■ Problem requirements: Restate every line of the material, word for word.
====
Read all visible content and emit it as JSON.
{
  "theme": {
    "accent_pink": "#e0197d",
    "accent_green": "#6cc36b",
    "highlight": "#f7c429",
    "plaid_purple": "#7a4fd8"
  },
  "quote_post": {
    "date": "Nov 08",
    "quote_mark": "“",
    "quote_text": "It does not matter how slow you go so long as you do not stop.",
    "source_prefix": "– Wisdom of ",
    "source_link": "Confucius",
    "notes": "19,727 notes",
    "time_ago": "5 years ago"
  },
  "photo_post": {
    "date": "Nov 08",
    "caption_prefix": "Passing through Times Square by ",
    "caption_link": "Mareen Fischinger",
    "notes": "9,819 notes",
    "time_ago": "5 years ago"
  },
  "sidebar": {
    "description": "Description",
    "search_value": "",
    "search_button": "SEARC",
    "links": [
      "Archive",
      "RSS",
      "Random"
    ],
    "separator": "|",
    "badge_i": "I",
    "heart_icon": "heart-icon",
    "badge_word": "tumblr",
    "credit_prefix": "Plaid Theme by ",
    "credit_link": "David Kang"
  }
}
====
■ Problem solution:
Read all visible content and emit it as JSON.
{
  "theme": {
    "accent_pink": "#e0197d",
    "accent_green": "#6cc36b",
    "highlight": "#f7c429",
    "plaid_purple": "#7a4fd8"
  },
  "quote_post": {
    "date": "Nov 08",
    "quote_mark": "“",
    "quote_text": "It does not matter how slow you go so long as you do not stop.",
    "source_prefix": "– Wisdom of ",
    "source_link": "Confucius",
    "notes": "19,727 notes",
    "time_ago": "5 years ago"
  },
  "photo_post": {
    "date": "Nov 08",
    "caption_prefix": "Passing through Times Square by ",
    "caption_link": "Mareen Fischinger",
    "notes": "9,819 notes",
    "time_ago": "5 years ago"
  },
  "sidebar": {
    "description": "Description",
    "search_value": "",
    "search_button": "SEARC",
    "links": [
      "Archive",
      "RSS",
      "Random"
    ],
    "separator": "|",
    "badge_i": "I",
    "heart_icon": "heart-icon",
    "badge_word": "tumblr",
    "credit_prefix": "Plaid Theme by ",
    "credit_link": "David Kang"
  }
}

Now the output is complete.